[Playboy’s] skilled consumer is cool and unruffled. He savors sports cars, liquor, high fidelity and book club selections with a casual, unhurried aplomb. Though he must certainly have and use the latest consumption item, he must not permit himself to get too attached to it. The style will change and he must always be ready to adjust.
Sex becomes one of the items of leisure activity that the knowledgeable consumer of leisure handles with his characteristic skill and detachment. The girl becomes a desirable, indeed an indispensable “Playboy accessory.”
Everything a consumable accessory, including the girl, the bunny, the playmate. This, Cox argued, unveiled a deep, deep problem.
[I]f Christians bear the name of One who was truly man because he was totally for the other, and if it is in him that we know who God is and what human life is for, then we must see in Playboy the latest and slickest episode in humanity’s continuing refusal to be fully human.

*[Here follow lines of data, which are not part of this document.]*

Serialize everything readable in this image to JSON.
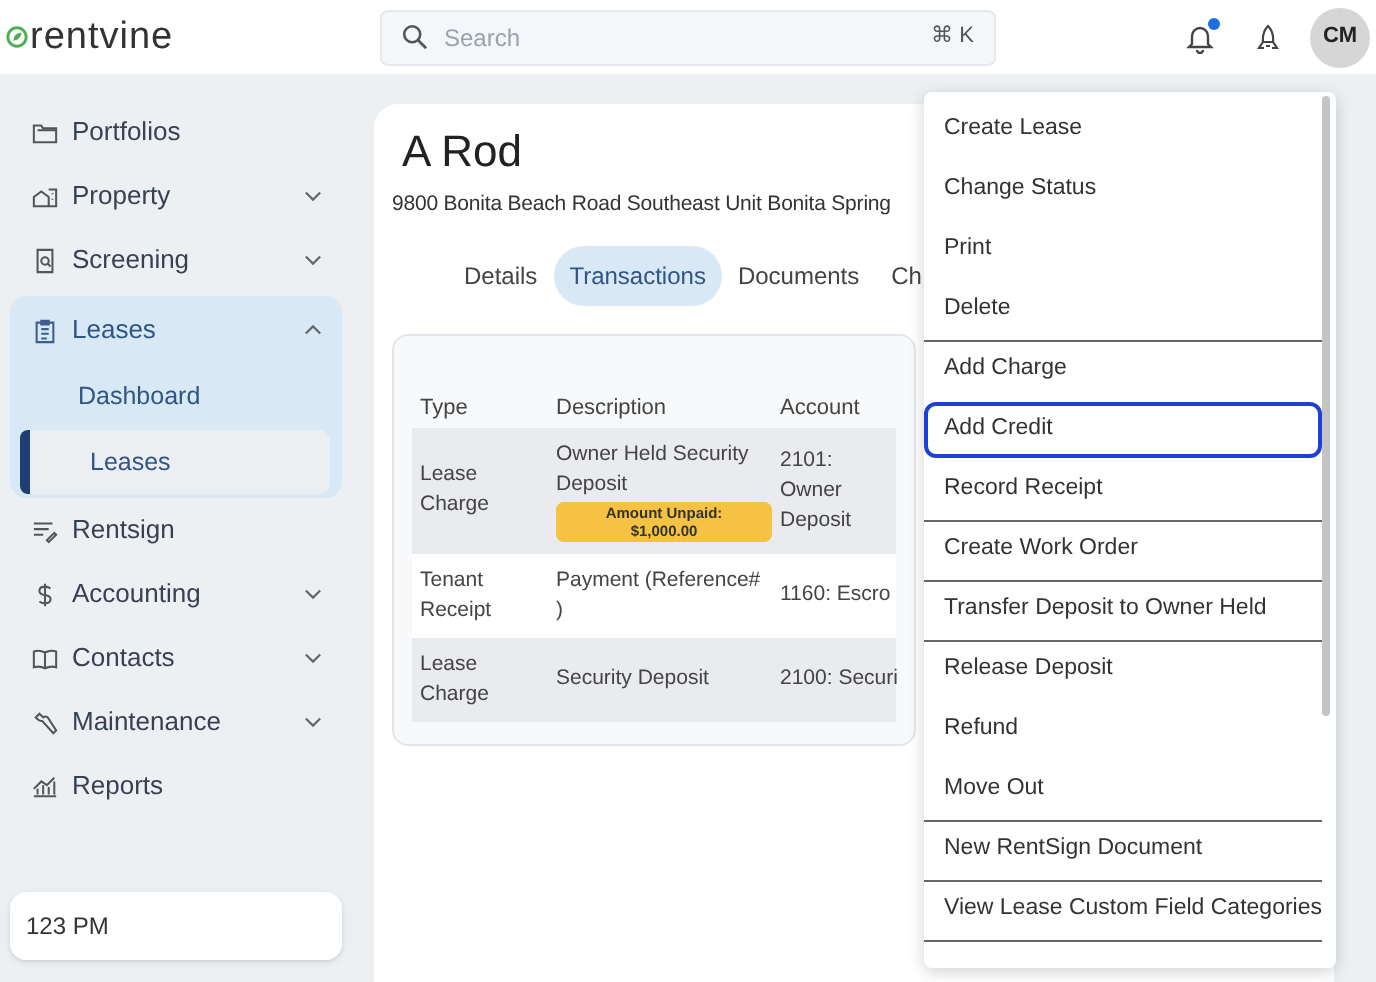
{
  "header": {
    "logo": "rentvine",
    "search": {
      "placeholder": "Search",
      "shortcut": "⌘ K"
    },
    "notifications_unread": true,
    "avatar": "CM"
  },
  "sidebar": {
    "items": [
      {
        "label": "Portfolios",
        "kind": "link"
      },
      {
        "label": "Property",
        "kind": "group",
        "expanded": false
      },
      {
        "label": "Screening",
        "kind": "group",
        "expanded": false
      },
      {
        "label": "Leases",
        "kind": "group",
        "expanded": true,
        "children": [
          {
            "label": "Dashboard",
            "selected": false
          },
          {
            "label": "Leases",
            "selected": true
          }
        ]
      },
      {
        "label": "Rentsign",
        "kind": "link"
      },
      {
        "label": "Accounting",
        "kind": "group",
        "expanded": false
      },
      {
        "label": "Contacts",
        "kind": "group",
        "expanded": false
      },
      {
        "label": "Maintenance",
        "kind": "group",
        "expanded": false
      },
      {
        "label": "Reports",
        "kind": "link"
      }
    ],
    "footer": "123 PM"
  },
  "lease": {
    "title": "A Rod",
    "address": "9800 Bonita Beach Road Southeast Unit Bonita Spring",
    "tabs": [
      {
        "label": "Details",
        "selected": false
      },
      {
        "label": "Transactions",
        "selected": true
      },
      {
        "label": "Documents",
        "selected": false
      },
      {
        "label": "Ch",
        "selected": false
      }
    ],
    "table": {
      "columns": [
        "Type",
        "Description",
        "Account"
      ],
      "rows": [
        {
          "cells": [
            "Lease Charge",
            "Owner Held Security Deposit",
            "2101: Owner Deposit"
          ],
          "badge": "Amount Unpaid: $1,000.00"
        },
        {
          "cells": [
            "Tenant Receipt",
            "Payment (Reference# )",
            "1160: Escro"
          ]
        },
        {
          "cells": [
            "Lease Charge",
            "Security Deposit",
            "2100: Securi"
          ]
        }
      ]
    }
  },
  "menu": {
    "items": [
      {
        "label": "Create Lease",
        "selected": false,
        "divider_after": false
      },
      {
        "label": "Change Status",
        "selected": false,
        "divider_after": false
      },
      {
        "label": "Print",
        "selected": false,
        "divider_after": false
      },
      {
        "label": "Delete",
        "selected": false,
        "divider_after": true
      },
      {
        "label": "Add Charge",
        "selected": false,
        "divider_after": false
      },
      {
        "label": "Add Credit",
        "selected": true,
        "divider_after": false
      },
      {
        "label": "Record Receipt",
        "selected": false,
        "divider_after": true
      },
      {
        "label": "Create Work Order",
        "selected": false,
        "divider_after": true
      },
      {
        "label": "Transfer Deposit to Owner Held",
        "selected": false,
        "divider_after": true
      },
      {
        "label": "Release Deposit",
        "selected": false,
        "divider_after": false
      },
      {
        "label": "Refund",
        "selected": false,
        "divider_after": false
      },
      {
        "label": "Move Out",
        "selected": false,
        "divider_after": true
      },
      {
        "label": "New RentSign Document",
        "selected": false,
        "divider_after": true
      },
      {
        "label": "View Lease Custom Field Categories",
        "selected": false,
        "divider_after": true
      }
    ]
  }
}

It is, Robert Capon would argue, yet another religion based in trying to appease a god that in the end not merely fails us, but actually consumes us… and often those around us.
It is what Jesus is critiquing with his parable of the rich fool. All of that grain, the plans for bigger barns, the “ample goods laid up for many years” allowing the rich man to think only of a life in which he will finally be able to “relax, eat, drink, be merry”—it is nothing. Worse than nothing, it has been his religion of success and riches, and it has diminished his life as a son of the torah. It is the folly that has landed him nowhere.
And then listen again to Jesus’ closing teaching, that “so it is with those who store up treasures for themselves but are not rich towards God.” What that means is being open to what God calls us to be, which also means being open to the community that surrounds us, radically open to relationships in an enriching way, and rich inside in a way that no money can buy. In his lecture that day, part of what Robert Capon was trying to say was that every religion—the “official” ones, but also the ones we create—will always fall short because we can never live up to them. Jesus was not about coming to establish another religion. In fact, his life, death, and resurrection marked the end of religion, because it introduced radical grace. It is not a “religion” in that sense that we are held captive to it, rather it is a way—the Way. And we’re called out on it.